## Task prompt
Every line with the string "gisele" in it belongs in your answer, so copy them all from the data.
Data supplied START
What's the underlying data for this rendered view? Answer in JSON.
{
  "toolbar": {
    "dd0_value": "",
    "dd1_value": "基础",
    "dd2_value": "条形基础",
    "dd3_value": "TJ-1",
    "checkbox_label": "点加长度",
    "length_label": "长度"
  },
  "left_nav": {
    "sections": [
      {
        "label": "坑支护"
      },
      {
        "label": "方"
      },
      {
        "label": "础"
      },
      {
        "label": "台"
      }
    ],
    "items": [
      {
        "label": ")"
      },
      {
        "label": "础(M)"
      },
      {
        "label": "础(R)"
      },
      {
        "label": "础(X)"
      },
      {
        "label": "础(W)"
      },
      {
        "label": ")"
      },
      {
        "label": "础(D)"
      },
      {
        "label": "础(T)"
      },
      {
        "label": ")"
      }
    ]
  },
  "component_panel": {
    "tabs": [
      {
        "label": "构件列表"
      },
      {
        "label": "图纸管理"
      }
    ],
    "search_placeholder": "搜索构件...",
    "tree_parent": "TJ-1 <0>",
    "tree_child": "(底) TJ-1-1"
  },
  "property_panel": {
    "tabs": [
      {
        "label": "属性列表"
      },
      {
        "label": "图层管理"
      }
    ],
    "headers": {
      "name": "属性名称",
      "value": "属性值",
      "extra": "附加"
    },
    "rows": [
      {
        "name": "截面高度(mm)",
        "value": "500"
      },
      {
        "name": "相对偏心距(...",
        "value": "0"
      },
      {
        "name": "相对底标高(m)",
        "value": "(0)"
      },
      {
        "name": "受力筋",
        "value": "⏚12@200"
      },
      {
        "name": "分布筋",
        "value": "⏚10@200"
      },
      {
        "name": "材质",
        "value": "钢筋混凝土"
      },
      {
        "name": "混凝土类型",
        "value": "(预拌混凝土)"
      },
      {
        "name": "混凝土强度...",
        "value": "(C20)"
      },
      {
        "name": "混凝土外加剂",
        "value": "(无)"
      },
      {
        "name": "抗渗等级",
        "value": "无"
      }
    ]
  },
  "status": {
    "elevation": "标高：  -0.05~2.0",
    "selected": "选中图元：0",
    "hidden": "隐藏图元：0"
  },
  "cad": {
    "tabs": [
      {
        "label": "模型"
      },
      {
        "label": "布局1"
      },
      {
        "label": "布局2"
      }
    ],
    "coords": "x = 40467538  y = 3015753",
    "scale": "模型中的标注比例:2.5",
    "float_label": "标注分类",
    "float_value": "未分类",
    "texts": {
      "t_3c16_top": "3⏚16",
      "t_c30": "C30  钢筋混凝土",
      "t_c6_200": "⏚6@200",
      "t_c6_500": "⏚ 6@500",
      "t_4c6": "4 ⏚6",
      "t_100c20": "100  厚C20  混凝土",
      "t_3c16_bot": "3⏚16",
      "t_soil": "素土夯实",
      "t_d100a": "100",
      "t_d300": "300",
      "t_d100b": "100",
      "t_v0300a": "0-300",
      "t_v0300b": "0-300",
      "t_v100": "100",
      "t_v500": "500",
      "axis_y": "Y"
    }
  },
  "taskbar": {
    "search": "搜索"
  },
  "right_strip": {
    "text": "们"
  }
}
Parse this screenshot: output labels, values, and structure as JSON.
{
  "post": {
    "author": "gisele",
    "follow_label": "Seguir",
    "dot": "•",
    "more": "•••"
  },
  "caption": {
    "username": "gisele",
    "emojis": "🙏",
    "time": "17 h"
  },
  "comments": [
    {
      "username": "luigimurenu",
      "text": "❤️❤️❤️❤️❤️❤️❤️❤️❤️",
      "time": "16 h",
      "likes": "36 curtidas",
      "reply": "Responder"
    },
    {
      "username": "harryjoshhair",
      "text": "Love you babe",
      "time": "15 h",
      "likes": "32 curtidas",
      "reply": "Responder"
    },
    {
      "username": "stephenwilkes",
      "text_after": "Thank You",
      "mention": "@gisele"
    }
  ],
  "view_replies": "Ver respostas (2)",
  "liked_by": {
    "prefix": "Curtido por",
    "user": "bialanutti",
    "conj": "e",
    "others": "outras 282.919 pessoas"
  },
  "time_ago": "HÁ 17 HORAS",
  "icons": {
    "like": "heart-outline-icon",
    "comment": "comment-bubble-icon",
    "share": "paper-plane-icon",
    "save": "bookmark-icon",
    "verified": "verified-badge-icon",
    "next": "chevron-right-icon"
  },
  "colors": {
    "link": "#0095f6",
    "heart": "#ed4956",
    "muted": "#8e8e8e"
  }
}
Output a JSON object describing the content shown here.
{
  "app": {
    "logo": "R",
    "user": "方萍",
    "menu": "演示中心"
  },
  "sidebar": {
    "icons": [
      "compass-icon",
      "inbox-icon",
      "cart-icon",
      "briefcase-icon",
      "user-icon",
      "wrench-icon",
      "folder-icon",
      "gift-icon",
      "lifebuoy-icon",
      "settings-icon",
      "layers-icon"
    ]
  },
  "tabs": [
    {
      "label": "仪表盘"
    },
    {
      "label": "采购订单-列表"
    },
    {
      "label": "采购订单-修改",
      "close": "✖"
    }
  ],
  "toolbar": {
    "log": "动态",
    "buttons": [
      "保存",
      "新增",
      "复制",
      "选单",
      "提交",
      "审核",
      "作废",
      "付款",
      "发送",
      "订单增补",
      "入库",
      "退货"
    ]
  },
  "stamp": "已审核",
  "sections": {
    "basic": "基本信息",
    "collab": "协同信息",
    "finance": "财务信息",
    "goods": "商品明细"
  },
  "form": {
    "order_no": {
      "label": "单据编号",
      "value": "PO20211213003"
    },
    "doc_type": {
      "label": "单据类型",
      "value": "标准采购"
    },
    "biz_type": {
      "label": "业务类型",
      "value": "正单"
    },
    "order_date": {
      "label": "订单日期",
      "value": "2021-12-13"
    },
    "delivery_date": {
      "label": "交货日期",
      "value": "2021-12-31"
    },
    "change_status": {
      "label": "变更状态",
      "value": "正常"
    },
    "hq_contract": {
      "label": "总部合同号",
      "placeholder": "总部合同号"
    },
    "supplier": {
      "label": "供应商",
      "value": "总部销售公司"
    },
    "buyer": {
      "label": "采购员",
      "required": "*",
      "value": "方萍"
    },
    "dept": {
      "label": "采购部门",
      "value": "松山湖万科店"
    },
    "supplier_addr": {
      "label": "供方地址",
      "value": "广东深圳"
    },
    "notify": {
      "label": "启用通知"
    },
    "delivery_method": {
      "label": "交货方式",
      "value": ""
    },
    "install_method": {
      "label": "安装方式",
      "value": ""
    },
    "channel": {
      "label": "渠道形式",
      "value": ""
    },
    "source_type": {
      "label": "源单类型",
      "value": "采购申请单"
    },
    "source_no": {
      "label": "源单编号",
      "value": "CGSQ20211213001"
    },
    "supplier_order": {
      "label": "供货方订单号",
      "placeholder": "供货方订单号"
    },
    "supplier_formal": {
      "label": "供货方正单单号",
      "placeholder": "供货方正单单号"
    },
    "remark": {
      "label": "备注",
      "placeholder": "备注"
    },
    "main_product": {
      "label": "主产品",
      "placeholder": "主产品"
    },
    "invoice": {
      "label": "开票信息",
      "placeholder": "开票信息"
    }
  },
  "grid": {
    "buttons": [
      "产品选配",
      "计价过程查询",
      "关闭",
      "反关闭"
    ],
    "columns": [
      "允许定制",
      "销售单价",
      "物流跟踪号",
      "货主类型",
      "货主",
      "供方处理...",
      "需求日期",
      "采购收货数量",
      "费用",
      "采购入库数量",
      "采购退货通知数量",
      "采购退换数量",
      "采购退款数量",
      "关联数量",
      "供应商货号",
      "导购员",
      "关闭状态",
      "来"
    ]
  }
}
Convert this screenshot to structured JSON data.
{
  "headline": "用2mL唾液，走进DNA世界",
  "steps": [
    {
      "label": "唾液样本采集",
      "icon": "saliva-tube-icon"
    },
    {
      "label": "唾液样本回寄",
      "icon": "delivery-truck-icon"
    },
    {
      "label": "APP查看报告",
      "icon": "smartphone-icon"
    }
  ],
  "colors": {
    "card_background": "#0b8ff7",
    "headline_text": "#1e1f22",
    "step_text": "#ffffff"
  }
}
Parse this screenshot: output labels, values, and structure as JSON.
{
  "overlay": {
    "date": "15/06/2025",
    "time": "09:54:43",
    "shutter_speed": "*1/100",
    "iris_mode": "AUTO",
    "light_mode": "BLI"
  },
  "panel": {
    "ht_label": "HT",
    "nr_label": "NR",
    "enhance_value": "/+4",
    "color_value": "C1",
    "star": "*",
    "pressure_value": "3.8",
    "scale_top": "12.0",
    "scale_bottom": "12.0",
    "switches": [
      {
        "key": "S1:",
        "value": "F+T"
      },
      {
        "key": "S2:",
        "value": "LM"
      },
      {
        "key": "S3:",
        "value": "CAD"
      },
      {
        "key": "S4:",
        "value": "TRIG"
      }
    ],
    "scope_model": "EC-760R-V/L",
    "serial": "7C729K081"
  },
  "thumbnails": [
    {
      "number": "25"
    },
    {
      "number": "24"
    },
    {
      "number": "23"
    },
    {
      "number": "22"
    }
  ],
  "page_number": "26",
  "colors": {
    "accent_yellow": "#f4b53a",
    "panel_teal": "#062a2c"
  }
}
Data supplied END
## Answer box
    "author": "gisele",
    "username": "gisele",
      "mention": "@gisele"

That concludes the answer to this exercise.